Estimating moose density using scat
Beginning in summer 2016, the research team will deploy three teams of scat-detection dogs to locate moose scats on 90 transects across the Adirondack Park. These dogs are incredibly adept at locating and identifying animal scats – even having the ability to differentiate between closely related species of animals. The researchers will collect samples of moose scat and analyze the genetic material left on the scats from the moose to identify individuals. Using this method we can learn where individuals have been moving based on where we find their scats. This information regarding moose space use is valuable information to be used in a spatial capture-recapture analysis whereby the abundance of moose in New York and their local densities can be estimated.
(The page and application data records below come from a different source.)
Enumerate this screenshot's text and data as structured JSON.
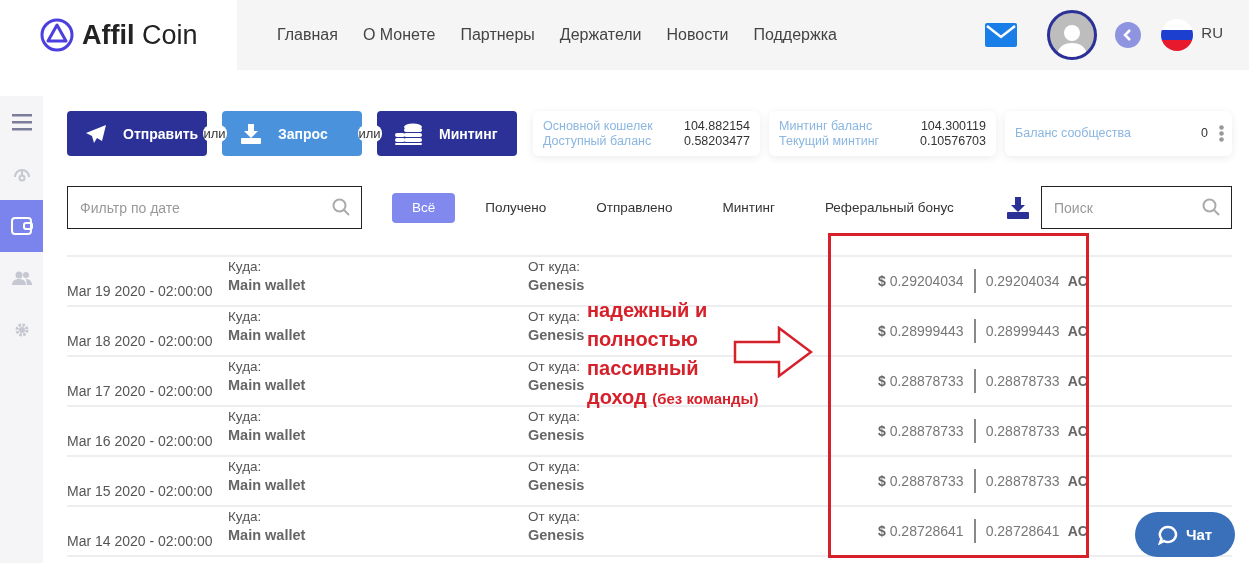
{
  "header": {
    "logo": {
      "name": "Affil",
      "suffix": "Coin"
    },
    "nav": [
      {
        "label": "Главная"
      },
      {
        "label": "О Монете"
      },
      {
        "label": "Партнеры"
      },
      {
        "label": "Держатели"
      },
      {
        "label": "Новости"
      },
      {
        "label": "Поддержка"
      }
    ],
    "language": "RU"
  },
  "sidebar": {
    "items": [
      {
        "kind": "menu",
        "selected": false
      },
      {
        "kind": "gauge",
        "selected": false
      },
      {
        "kind": "wallet",
        "selected": true
      },
      {
        "kind": "people",
        "selected": false
      },
      {
        "kind": "settings",
        "selected": false
      }
    ]
  },
  "actions": [
    {
      "kind": "send",
      "label": "Отправить",
      "color": "#2b3196"
    },
    {
      "kind": "request",
      "label": "Запрос",
      "color": "#4a93dc"
    },
    {
      "kind": "minting",
      "label": "Минтинг",
      "color": "#2b3196"
    }
  ],
  "separators": [
    "или",
    "или"
  ],
  "balances": [
    {
      "rows": [
        {
          "label": "Основной кошелек",
          "value": "104.882154"
        },
        {
          "label": "Доступный баланс",
          "value": "0.58203477"
        }
      ]
    },
    {
      "rows": [
        {
          "label": "Минтинг баланс",
          "value": "104.300119"
        },
        {
          "label": "Текущий минтинг",
          "value": "0.10576703"
        }
      ]
    },
    {
      "rows": [
        {
          "label": "Баланс сообщества",
          "value": "0"
        }
      ],
      "menu": true
    }
  ],
  "date_filter": {
    "placeholder": "Фильтр по дате"
  },
  "filters": [
    {
      "label": "Всё",
      "selected": true
    },
    {
      "label": "Получено",
      "selected": false
    },
    {
      "label": "Отправлено",
      "selected": false
    },
    {
      "label": "Минтинг",
      "selected": false
    },
    {
      "label": "Реферальный бонус",
      "selected": false
    }
  ],
  "search": {
    "placeholder": "Поиск"
  },
  "transactions": [
    {
      "date": "Mar 19 2020 - 02:00:00",
      "to_label": "Куда:",
      "to": "Main wallet",
      "from_label": "От куда:",
      "from": "Genesis",
      "usd": "0.29204034",
      "amount": "0.29204034",
      "unit": "AC"
    },
    {
      "date": "Mar 18 2020 - 02:00:00",
      "to_label": "Куда:",
      "to": "Main wallet",
      "from_label": "От куда:",
      "from": "Genesis",
      "usd": "0.28999443",
      "amount": "0.28999443",
      "unit": "AC"
    },
    {
      "date": "Mar 17 2020 - 02:00:00",
      "to_label": "Куда:",
      "to": "Main wallet",
      "from_label": "От куда:",
      "from": "Genesis",
      "usd": "0.28878733",
      "amount": "0.28878733",
      "unit": "AC"
    },
    {
      "date": "Mar 16 2020 - 02:00:00",
      "to_label": "Куда:",
      "to": "Main wallet",
      "from_label": "От куда:",
      "from": "Genesis",
      "usd": "0.28878733",
      "amount": "0.28878733",
      "unit": "AC"
    },
    {
      "date": "Mar 15 2020 - 02:00:00",
      "to_label": "Куда:",
      "to": "Main wallet",
      "from_label": "От куда:",
      "from": "Genesis",
      "usd": "0.28878733",
      "amount": "0.28878733",
      "unit": "AC"
    },
    {
      "date": "Mar 14 2020 - 02:00:00",
      "to_label": "Куда:",
      "to": "Main wallet",
      "from_label": "От куда:",
      "from": "Genesis",
      "usd": "0.28728641",
      "amount": "0.28728641",
      "unit": "AC"
    }
  ],
  "currency_sign": "$",
  "annotation": {
    "lines": [
      "надежный и",
      "полностью",
      "пассивный",
      "доход"
    ],
    "note": "(без команды)"
  },
  "chat": {
    "label": "Чат"
  }
}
The research teams will be sampling the transects beginning in June 2016 until the end of August 2016, and they will do so for three years.
The information regarding moose density and space use is important for state wildlife managers, and this and other research efforts contribute to this end. This study will also attempt to address the ecology of some of the diseases that may be affecting moose, most notably the brain worm (Parelaphostrongylus tenuis) and the liver fluke (Fascioloides magna) by measuring infection prevalence in white-tailed deer (the definitive hosts in which the parasites reproduce) scats and gastropods (intermediate hosts in which the parasites mature).